[French idéo-, from Greek idea, form, idea; see weid- in Indo-European roots.]


combining form
of or indicating idea or ideas: ideology.
[from French idéo-, from Greek idea idea]


(aɪˈdi ə, aɪˈdiə)

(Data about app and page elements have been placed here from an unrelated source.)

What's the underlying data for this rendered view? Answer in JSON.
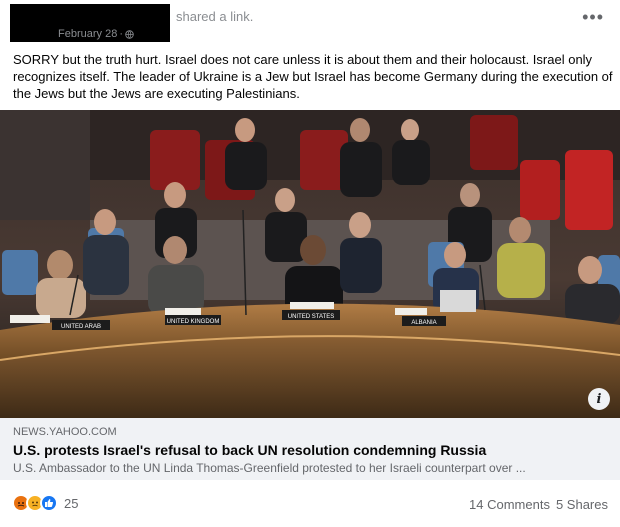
{
  "header": {
    "shared_text": "shared a link.",
    "date": "February 28",
    "date_separator": "·",
    "more_label": "•••"
  },
  "post": {
    "text": "SORRY but the truth hurt. Israel does not care unless it is about them and their holocaust. Israel only recognizes itself. The leader of Ukraine is a Jew but Israel has become Germany during the execution of the Jews but the Jews are executing Palestinians."
  },
  "photo": {
    "nameplates": [
      "UNITED ARAB",
      "UNITED KINGDOM",
      "UNITED STATES",
      "ALBANIA"
    ],
    "info_label": "i"
  },
  "link": {
    "domain": "NEWS.YAHOO.COM",
    "headline": "U.S. protests Israel's refusal to back UN resolution condemning Russia",
    "description": "U.S. Ambassador to the UN Linda Thomas-Greenfield protested to her Israeli counterpart over ..."
  },
  "footer": {
    "reaction_icons": [
      "angry-icon",
      "sad-icon",
      "like-icon"
    ],
    "reaction_count": "25",
    "comments": "14 Comments",
    "shares": "5 Shares"
  },
  "colors": {
    "meta_gray": "#65676b",
    "link_bg": "#f0f2f5",
    "like_blue": "#1877f2",
    "angry_orange": "#e9710f",
    "sad_yellow": "#f7b125"
  }
}
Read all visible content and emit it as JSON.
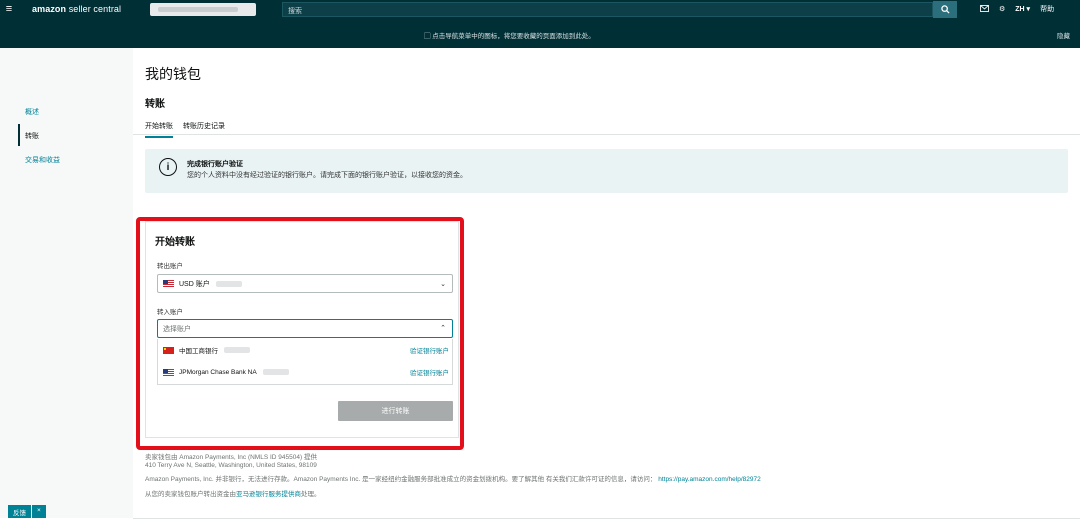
{
  "header": {
    "logo_bold": "amazon",
    "logo_light": " seller central",
    "search_placeholder": "搜索",
    "language": "ZH ▾",
    "help": "帮助"
  },
  "notice": {
    "message": "▢  点击导航菜单中的图标，将您要收藏的页面添加到此处。",
    "hide": "隐藏"
  },
  "sidebar": {
    "items": [
      {
        "label": "概述"
      },
      {
        "label": "转账"
      },
      {
        "label": "交易和收益"
      }
    ]
  },
  "main": {
    "page_title": "我的钱包",
    "section_title": "转账",
    "tabs": [
      {
        "label": "开始转账"
      },
      {
        "label": "转账历史记录"
      }
    ],
    "alert": {
      "title": "完成银行账户验证",
      "text": "您的个人资料中没有经过验证的银行账户。请完成下面的银行账户验证，以接收您的资金。"
    }
  },
  "transfer": {
    "title": "开始转账",
    "from_label": "转出账户",
    "from_value": "USD 账户",
    "to_label": "转入账户",
    "to_placeholder": "选择账户",
    "options": [
      {
        "bank": "中国工商银行",
        "action": "验证银行账户",
        "flag": "cn"
      },
      {
        "bank": "JPMorgan Chase Bank NA",
        "action": "验证银行账户",
        "flag": "us"
      }
    ],
    "submit_label": "进行转账"
  },
  "footer": {
    "line1": "卖家钱包由 Amazon Payments, Inc (NMLS ID 945504) 提供",
    "line2": "410 Terry Ave N, Seattle, Washington, United States, 98109",
    "line3": "Amazon Payments, Inc. 并非银行，无法进行存款。Amazon Payments Inc. 是一家经纽约金融服务部批准成立的资金划拨机构。要了解其他 有关我们汇款许可证的信息，请访问：",
    "line3_link": "https://pay.amazon.com/help/82972",
    "line4_prefix": "从您的卖家钱包账户转出资金由",
    "line4_link": "亚马逊银行服务提供商",
    "line4_suffix": "处理。"
  },
  "feedback": {
    "label": "反馈",
    "close": "×"
  },
  "icons": {
    "menu": "hamburger-icon",
    "search": "search-icon",
    "mail": "mail-icon",
    "settings": "gear-icon",
    "info": "info-icon",
    "caret": "chevron-icon"
  },
  "colors": {
    "nav": "#002f36",
    "accent": "#008296",
    "highlight_frame": "#e3101b",
    "alert_bg": "#e9f3f4",
    "button_disabled": "#a7abac"
  }
}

1. any conception existing in the mind as a result of mental understanding, awareness, or activity.
2. a thought, conception, or notion.
3. an impression: Give me a general idea of what happened.
4. an opinion, view, or belief.
5. a plan of action; intention: with the idea of becoming an engineer.
6. a purpose or guiding principle: What was the idea of that?
7. a groundless supposition; fantasy.
8. Philos.
a. a concept developed by the mind.
b. a conception of what is desirable or ought to be; ideal.
c. (cap.) Platonism. Also called form. an archetype or pattern of which the individual objects in any natural class are imperfect copies and from which they derive their being.
9. a musical theme or figure.
10. Obs.
a. a likeness.
b. a mental image.
[1400–50; late Middle English idee < Middle French < Late Latin < Greek idéā form, kind, sort]
i•de′a•less, adj.
syn: idea, thought, conception, notion refer to a product of mental activity. idea refers to a mental representation that is the product of creative imagination: She had an excellent idea for the party. thought emphasizes the intellectual processes of reasoning, contemplating, reflecting, or recollecting: I welcomed his thoughts on the subject. conception suggests imaginative, creative, and somewhat intricate mental activity: The architect's conception of the building was a glass skyscraper. notion suggests a fleeting, vague, or imperfect thought: I had only a bare notion of how to proceed.
pron: See police.